A Brief Look at the Underground Railroad and Its Effect on Modern Society

The Underground Railroad is a great example of what African Americans is doing to push back against the negative stereotypes that we sometimes experience in the United States. However, we can forget about the Underground Railroad of today because it’s been around for too long. Because of its enduring popularity, it is worth looking into the origins of the Underground Railroad, as well as its relevance to the present.

Let’s first examine the Underground Railroad of today. It was not until the twentieth century that it became popular to travel by railroad across the country; the first one did not open until 1860, so there is a bit of an “old” age factor involved.

The railroad has evolved a lot since then, of course. In the nineteen thirties, the first ones were really just regular roads, but many of them became elevated after World War II. Nowadays, they include trolley cars covered coaches, and freeways that go through tunnels.

The first train to leave the United States for Canada, however, was via this route. The pioneer who opened the first one, however, was a white man, named Mark Russell. He was much more concerned with getting across the Great Plains, rather than using the railroads as his means of transportation.

His name, therefore, would not be remembered as the real pioneer of the railroads, even though he was one. That honor goes to his wife, Harriet Russell. She has become known as Harriet Tubman and is often thought of as a hero for helping slaves escape slavery. She became one of the very first celebrities in the United States, thanks to her role in helping to liberate the slaves.

There are, of course, many other notable people from the Underground Railroad who should also be added to these lists. But not all of them had something like a radio program or a popular author whose books have sold millions of copies. For instance, David Gordon White, the first black governor of Maryland, never set foot on a railroad, although he wrote several books on the subject.
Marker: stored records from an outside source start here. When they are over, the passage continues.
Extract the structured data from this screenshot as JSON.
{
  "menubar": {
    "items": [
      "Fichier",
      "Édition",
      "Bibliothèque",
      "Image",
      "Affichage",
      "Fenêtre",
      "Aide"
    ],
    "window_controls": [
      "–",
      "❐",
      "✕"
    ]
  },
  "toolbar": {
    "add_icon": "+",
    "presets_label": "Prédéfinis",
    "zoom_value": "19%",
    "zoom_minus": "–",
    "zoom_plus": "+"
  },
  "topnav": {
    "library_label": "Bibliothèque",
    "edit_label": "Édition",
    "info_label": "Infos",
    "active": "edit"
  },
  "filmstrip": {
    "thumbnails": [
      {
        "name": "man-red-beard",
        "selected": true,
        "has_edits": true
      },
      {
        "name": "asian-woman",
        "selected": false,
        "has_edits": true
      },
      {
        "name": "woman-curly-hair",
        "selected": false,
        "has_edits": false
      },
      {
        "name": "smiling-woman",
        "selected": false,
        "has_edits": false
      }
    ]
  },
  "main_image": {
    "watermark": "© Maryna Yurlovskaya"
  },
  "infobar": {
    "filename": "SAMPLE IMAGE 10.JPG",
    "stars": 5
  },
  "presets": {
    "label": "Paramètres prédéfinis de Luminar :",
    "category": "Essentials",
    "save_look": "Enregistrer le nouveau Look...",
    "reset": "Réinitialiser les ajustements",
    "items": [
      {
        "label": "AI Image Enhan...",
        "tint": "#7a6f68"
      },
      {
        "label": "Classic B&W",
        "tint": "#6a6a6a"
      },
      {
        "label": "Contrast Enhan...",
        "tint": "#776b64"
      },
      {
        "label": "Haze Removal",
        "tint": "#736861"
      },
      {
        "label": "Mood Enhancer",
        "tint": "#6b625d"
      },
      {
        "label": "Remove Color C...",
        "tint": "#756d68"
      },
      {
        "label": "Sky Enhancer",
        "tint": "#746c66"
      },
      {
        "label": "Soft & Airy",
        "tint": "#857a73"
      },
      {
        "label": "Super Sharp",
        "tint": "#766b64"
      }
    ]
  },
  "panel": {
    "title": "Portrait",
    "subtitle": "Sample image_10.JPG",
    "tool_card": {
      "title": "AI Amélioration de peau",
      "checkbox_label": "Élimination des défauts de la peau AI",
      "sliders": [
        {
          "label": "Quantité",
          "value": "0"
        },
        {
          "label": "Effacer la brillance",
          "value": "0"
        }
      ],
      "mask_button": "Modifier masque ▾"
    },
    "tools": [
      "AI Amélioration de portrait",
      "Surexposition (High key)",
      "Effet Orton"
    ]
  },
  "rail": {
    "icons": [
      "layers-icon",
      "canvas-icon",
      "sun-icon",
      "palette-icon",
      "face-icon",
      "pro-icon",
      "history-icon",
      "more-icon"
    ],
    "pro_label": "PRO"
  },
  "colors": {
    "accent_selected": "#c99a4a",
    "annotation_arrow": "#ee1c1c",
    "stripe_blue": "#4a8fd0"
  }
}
Instead, he used train stops, like Philadelphia and Baltimore, to plan raids on fugitive slaves.

Other people like Harriet Tubman are more famous today than they were in the nineteenth century. Countless white women helped create women’s suffrage and even helped found the National Woman’s Party. Women had become vocal in opposition to segregation and unfair labor practices.
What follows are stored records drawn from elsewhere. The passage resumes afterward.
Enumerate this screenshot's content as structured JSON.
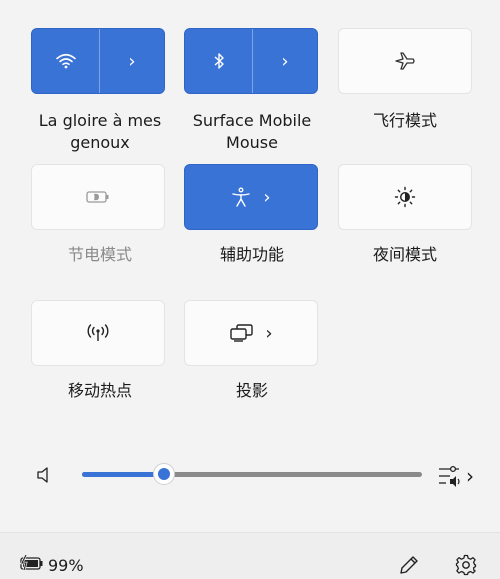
{
  "tiles": [
    {
      "id": "wifi",
      "label": "La gloire à mes genoux",
      "state": "on",
      "icon": "wifi-icon"
    },
    {
      "id": "bluetooth",
      "label": "Surface Mobile Mouse",
      "state": "on",
      "icon": "bluetooth-icon"
    },
    {
      "id": "airplane",
      "label": "飞行模式",
      "state": "off",
      "icon": "airplane-icon"
    },
    {
      "id": "battery-saver",
      "label": "节电模式",
      "state": "disabled",
      "icon": "battery-saver-icon"
    },
    {
      "id": "accessibility",
      "label": "辅助功能",
      "state": "on",
      "icon": "accessibility-icon"
    },
    {
      "id": "night-light",
      "label": "夜间模式",
      "state": "off",
      "icon": "night-light-icon"
    },
    {
      "id": "hotspot",
      "label": "移动热点",
      "state": "off",
      "icon": "hotspot-icon"
    },
    {
      "id": "project",
      "label": "投影",
      "state": "off",
      "icon": "project-icon"
    }
  ],
  "volume": {
    "level_percent": 24,
    "icon": "speaker-icon",
    "output_icon": "audio-output-icon"
  },
  "footer": {
    "battery_percent": "99%",
    "battery_icon": "battery-charging-icon",
    "edit_icon": "pencil-icon",
    "settings_icon": "gear-icon"
  },
  "colors": {
    "accent": "#3a73d6",
    "disabled_text": "#8a8a8a"
  }
}
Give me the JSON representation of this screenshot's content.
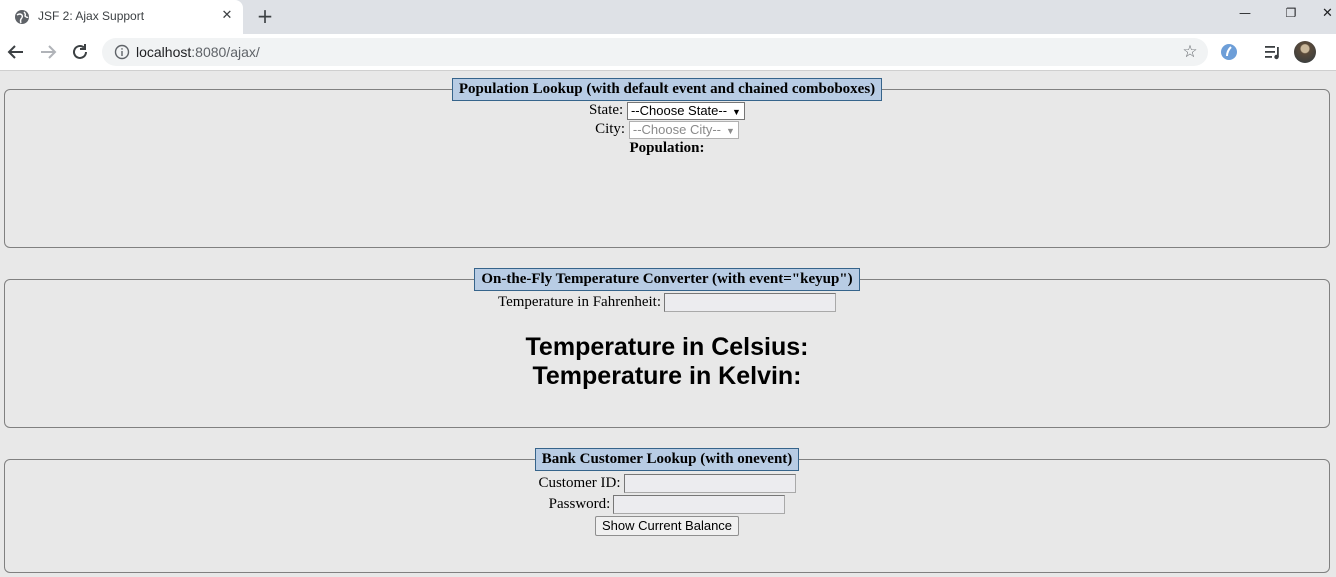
{
  "browser": {
    "tab_title": "JSF 2: Ajax Support",
    "tab_close": "✕",
    "new_tab": "+",
    "url_host": "localhost",
    "url_path": ":8080/ajax/",
    "window_minimize": "—",
    "window_restore": "❐",
    "window_close": "✕"
  },
  "population": {
    "legend": "Population Lookup (with default event and chained comboboxes)",
    "state_label": "State:",
    "state_selected": "--Choose State--",
    "city_label": "City:",
    "city_selected": "--Choose City--",
    "population_label": "Population:"
  },
  "temperature": {
    "legend": "On-the-Fly Temperature Converter (with event=\"keyup\")",
    "fahrenheit_label": "Temperature in Fahrenheit:",
    "celsius_label": "Temperature in Celsius:",
    "kelvin_label": "Temperature in Kelvin:"
  },
  "bank": {
    "legend": "Bank Customer Lookup (with onevent)",
    "customer_id_label": "Customer ID:",
    "password_label": "Password:",
    "button_label": "Show Current Balance"
  }
}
Despite these contributions, the Underground Railroad is probably the most important part of American history that the general public knows at all. Even without Harriet Tubman, the Underground Railroad would have been immensely influential, especially in the Deep South, where so many slaves began their journey north.
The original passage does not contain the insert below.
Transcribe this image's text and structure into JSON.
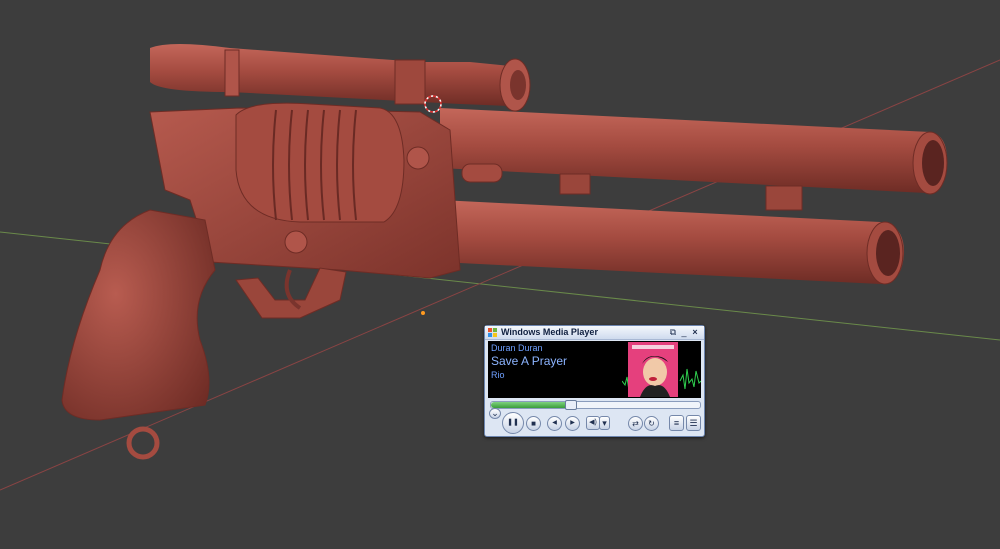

This is why it is important for you to know more about the Underground Railroad, if you’re reading about it in local history societies or history journals. A lot of these records date to the 19th century. It’s only recently that they’ve been made available in full to the public.

If you’re an activist yourself, be sure to check out websites like NY Underground Railroad Tours, which has plenty of stories and information about the Underground Railroad. In addition, you can also get in touch with some of the others who have taken part in helping slaves get out of bondage, either by training others to do it, or by having someone do it for you.

The Underground Railroad is important in American history, whether it was the first railroad’s abolitionists or ordinary people who worked hard to help others escape bondage. You can find out more about this fascinating part of American history on the internet.